Since the '70s, however, budget cuts have led to a dramatic change in the country's arts landscape. Artists like Bray have encountered a new reality: earning a living is a bigger concern, and marketing and other business skills matter.
The Netherlands is an intriguing case study in the debate over how much public funding should go to the arts. Though the infusion of government spending on the arts in the 1970s and '80s created an arts mecca hailed around the world, it also attracted hangers-on and yielded warehouses full of artworks of dubious merit and zero value on the commercial art market.
Ultimately, the Netherlands found there can, in fact, be too much of a good thing. The government-backed support structure for artists created a talent glut, and it collapsed under its own weight.
The country, like many others, is now wrestling anew with the perennial question: How much public financial support is good for the arts?
"Times have changed," says Bray, during an interview on the terrace of Amsterdam's Vertigo cafe. Indeed, his time on the cafe terrace is work, not leisure. Every Friday, he and his colleagues meet for a "creative jam session" to devise new ideas for making money as artists.
They are currently at work on their third "open screen" festival, a showcase of locally made short films. Bray has also started up an English- language casting agency to promote actors who, like himself, "came for two weeks and stayed for 20 years." Both plans serve a dual purpose: publicity and hard cash.
Twenty miles away, in the city of Haarlem, Jennifer Hoes is accustomed to tackling monetary obstacles. Ms. Hoes is one of the younger generation of Dutch artists who grew up with none of the state-supplied privileges afforded Bray's generation. At her studio in a converted school on the industrial outskirts of the city, she fills out applications for funding, creates business plans, and writes proposals to try to win awards from private foundations, for which competition is steep.
"It was a true Valhalla for artists," she says of the faded glory days. "Still, I'm glad it's not like that any more."
Hoes, a visual artist, uses diverse media such as ceramics, textiles, silver-smithing, video installation, and photography. Having worked in "serious management jobs" until age 25, she decided to follow her heart and apply to art school. She did not, however, have the luxury of unlimited public funds into which to dip.
"I worked hard," she says simply. "I made sacrifices." When she left art school two years ago, she plunged into a world where the need to make money is just as pressing as the need to create art.

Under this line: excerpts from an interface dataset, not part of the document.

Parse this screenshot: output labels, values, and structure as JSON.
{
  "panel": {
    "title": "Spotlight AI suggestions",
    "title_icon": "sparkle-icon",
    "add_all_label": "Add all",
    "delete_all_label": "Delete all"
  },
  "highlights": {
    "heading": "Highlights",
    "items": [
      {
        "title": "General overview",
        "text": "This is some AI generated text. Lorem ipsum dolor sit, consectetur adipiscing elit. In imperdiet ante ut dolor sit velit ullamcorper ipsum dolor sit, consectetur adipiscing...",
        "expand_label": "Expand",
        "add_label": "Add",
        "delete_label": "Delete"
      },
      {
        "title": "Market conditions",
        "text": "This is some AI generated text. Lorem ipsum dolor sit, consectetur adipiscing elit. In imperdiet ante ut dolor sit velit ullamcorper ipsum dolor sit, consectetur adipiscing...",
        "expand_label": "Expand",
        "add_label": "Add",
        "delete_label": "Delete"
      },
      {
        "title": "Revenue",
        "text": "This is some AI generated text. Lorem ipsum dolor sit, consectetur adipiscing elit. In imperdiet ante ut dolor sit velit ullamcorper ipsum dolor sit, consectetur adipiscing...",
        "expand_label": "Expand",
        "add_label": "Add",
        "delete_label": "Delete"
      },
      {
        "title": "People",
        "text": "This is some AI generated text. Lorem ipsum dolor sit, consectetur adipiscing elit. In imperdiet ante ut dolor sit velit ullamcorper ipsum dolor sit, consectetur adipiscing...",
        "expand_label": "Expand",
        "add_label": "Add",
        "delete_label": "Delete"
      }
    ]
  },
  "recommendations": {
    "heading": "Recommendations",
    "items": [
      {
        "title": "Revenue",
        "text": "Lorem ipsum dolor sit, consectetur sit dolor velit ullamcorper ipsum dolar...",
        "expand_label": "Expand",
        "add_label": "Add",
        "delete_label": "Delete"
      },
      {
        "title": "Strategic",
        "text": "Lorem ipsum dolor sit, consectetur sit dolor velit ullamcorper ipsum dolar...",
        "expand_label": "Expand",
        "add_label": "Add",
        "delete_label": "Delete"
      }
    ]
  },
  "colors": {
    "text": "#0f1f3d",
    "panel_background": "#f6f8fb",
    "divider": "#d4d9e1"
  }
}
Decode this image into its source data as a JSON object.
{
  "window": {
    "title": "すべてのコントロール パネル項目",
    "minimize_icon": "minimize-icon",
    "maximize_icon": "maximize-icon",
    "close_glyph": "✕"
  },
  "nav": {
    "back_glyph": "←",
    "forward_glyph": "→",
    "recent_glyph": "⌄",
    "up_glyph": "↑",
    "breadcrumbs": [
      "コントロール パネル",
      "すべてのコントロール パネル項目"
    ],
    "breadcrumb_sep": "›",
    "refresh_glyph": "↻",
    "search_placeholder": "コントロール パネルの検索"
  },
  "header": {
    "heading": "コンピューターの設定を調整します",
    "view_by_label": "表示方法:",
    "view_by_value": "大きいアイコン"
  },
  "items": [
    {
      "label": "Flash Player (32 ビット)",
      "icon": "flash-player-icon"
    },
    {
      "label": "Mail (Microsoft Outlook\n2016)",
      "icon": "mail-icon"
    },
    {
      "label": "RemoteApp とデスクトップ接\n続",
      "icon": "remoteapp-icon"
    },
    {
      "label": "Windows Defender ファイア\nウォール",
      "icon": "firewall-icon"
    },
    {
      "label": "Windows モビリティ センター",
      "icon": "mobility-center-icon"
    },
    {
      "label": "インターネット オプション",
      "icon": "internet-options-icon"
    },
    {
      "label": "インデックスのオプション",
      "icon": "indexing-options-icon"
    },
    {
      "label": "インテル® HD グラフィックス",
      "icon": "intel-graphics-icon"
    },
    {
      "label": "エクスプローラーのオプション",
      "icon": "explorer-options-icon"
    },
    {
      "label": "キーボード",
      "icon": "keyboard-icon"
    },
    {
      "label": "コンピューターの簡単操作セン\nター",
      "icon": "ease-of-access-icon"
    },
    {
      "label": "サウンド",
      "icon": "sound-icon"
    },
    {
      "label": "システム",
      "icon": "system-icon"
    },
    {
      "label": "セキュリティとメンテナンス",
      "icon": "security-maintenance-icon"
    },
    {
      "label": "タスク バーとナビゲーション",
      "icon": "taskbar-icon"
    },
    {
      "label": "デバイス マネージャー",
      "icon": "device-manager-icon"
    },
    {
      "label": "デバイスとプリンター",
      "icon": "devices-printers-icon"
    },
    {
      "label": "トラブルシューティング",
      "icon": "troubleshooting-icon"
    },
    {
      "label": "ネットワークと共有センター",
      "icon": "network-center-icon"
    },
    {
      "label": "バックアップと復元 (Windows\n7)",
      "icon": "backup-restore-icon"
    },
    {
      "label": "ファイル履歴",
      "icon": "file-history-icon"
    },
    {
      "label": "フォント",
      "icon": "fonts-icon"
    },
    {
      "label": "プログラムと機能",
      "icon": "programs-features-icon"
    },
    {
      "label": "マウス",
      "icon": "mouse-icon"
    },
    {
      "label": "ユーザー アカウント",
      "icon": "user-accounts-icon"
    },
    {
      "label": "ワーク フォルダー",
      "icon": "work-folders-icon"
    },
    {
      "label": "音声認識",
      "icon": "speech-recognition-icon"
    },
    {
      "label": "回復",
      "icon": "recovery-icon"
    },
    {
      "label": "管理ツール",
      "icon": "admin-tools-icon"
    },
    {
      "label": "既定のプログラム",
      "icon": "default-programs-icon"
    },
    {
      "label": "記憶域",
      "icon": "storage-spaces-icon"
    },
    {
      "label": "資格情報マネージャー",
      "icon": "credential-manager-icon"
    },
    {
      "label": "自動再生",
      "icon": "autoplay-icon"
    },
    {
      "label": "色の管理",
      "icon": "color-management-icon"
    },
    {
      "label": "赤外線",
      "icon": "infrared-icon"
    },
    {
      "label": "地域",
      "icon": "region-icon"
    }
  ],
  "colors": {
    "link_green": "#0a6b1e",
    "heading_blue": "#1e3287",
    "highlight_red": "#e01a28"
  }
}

"We're part of a new artistic era," she says. "I work on design assignments to fund my visual-arts pursuits." She has recently created concepts for corporate parties and events; made a video installation for a flower trade fair; and designed lobbies, bathrooms, and other public spaces for companies.